• The records:
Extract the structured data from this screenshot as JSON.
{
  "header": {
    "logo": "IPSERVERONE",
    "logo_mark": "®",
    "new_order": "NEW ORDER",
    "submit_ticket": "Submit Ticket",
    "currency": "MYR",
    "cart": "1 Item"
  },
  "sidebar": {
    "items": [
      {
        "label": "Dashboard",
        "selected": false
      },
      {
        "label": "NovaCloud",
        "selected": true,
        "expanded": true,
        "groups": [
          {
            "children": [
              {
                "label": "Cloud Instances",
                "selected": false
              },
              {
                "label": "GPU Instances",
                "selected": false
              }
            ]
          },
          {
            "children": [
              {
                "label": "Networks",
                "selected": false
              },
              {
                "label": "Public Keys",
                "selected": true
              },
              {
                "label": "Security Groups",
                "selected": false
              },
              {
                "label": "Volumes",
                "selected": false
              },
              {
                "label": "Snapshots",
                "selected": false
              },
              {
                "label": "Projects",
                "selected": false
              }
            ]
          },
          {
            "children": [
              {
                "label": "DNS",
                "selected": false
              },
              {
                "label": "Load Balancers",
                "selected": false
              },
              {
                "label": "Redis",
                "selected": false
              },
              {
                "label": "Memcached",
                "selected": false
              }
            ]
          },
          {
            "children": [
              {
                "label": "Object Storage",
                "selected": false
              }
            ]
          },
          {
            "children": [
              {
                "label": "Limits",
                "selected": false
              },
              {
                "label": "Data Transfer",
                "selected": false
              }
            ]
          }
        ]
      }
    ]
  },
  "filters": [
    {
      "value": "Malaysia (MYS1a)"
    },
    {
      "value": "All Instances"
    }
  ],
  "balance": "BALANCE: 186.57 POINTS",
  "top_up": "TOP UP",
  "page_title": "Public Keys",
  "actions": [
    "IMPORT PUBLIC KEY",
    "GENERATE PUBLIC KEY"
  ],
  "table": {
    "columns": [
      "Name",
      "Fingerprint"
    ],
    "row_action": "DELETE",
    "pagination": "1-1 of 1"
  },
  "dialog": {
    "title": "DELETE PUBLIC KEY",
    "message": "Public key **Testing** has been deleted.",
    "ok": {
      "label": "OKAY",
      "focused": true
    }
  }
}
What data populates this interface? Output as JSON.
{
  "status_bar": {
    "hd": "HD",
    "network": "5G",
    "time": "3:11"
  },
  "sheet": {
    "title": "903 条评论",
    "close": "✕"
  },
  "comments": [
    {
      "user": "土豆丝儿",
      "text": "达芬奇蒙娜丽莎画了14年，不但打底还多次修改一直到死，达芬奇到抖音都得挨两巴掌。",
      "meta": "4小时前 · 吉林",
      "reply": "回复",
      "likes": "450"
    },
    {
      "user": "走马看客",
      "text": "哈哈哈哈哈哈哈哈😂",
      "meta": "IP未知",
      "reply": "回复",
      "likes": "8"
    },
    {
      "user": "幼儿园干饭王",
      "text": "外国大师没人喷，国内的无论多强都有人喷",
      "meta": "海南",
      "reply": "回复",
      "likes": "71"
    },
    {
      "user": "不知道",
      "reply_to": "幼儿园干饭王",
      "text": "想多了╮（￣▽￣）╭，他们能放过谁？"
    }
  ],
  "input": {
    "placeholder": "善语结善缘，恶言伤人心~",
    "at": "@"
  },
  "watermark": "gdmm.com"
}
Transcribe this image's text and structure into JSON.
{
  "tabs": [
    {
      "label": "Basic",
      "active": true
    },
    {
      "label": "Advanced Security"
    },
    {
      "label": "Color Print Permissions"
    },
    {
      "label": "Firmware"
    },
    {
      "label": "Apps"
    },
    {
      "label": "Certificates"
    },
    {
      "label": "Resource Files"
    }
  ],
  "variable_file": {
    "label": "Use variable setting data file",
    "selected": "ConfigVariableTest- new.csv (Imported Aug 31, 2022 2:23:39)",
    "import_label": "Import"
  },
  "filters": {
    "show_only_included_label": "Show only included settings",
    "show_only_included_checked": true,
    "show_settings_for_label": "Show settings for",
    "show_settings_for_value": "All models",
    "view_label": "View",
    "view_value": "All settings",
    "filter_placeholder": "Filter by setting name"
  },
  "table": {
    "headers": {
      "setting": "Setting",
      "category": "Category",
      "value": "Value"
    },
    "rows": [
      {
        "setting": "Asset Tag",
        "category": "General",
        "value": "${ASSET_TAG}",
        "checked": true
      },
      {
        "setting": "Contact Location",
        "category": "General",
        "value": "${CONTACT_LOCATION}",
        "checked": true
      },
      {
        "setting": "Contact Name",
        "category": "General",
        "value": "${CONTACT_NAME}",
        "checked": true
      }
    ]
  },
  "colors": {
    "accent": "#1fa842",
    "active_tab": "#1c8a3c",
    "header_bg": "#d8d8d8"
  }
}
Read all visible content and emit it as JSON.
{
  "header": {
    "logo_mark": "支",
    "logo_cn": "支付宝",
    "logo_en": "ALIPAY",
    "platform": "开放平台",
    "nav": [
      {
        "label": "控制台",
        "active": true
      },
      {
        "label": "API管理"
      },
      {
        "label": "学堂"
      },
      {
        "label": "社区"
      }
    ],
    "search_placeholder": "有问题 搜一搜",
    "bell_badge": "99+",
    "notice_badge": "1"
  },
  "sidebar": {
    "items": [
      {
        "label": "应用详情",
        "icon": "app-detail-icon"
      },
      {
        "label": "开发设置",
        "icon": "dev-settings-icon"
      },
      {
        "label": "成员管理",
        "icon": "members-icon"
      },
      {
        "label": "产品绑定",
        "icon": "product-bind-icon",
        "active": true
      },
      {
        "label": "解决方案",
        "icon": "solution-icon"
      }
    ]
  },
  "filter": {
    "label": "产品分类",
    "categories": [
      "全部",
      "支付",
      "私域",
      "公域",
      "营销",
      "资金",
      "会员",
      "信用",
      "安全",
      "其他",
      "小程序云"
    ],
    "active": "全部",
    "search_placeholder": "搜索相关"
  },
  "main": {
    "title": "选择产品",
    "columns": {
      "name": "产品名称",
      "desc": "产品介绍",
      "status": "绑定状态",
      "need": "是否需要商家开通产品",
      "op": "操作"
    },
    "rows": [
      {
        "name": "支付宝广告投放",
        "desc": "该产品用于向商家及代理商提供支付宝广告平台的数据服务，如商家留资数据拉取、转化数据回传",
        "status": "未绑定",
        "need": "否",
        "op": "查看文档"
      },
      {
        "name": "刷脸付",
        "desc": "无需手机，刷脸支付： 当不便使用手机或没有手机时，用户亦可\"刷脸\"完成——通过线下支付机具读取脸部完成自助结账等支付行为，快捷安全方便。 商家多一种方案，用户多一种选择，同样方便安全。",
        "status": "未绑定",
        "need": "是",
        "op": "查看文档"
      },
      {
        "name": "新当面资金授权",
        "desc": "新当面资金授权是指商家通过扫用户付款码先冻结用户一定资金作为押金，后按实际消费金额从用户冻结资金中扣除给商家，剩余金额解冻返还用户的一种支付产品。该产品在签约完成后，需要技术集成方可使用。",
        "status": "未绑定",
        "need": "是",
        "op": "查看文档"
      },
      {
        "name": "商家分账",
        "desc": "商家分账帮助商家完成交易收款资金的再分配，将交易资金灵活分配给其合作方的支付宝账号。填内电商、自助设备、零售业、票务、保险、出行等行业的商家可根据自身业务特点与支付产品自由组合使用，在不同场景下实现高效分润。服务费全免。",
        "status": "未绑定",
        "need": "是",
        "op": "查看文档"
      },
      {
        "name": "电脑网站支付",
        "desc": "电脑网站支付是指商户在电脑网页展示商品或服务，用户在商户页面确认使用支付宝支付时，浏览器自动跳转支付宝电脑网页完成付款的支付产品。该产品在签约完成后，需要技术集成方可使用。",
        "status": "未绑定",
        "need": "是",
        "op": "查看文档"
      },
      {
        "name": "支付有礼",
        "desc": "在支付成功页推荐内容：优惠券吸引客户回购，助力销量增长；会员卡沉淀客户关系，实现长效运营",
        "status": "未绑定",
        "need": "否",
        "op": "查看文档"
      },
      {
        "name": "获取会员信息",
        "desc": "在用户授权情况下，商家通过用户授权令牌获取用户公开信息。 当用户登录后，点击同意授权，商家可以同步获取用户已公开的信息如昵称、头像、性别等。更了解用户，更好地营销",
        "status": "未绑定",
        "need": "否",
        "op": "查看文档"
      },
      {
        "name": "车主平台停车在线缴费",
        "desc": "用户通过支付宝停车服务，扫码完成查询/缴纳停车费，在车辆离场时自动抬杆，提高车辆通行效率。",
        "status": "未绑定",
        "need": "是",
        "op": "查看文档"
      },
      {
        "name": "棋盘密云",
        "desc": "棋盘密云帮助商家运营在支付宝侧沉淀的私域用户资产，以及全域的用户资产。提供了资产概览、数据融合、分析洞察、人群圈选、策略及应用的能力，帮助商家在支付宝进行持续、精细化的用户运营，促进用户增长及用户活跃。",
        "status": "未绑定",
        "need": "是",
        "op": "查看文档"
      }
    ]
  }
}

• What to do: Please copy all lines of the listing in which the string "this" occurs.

• Written response:
Extract the structured data from this screenshot as JSON.
What data populates this interface? Output as JSON.
Transcribe this image's text and structure into JSON.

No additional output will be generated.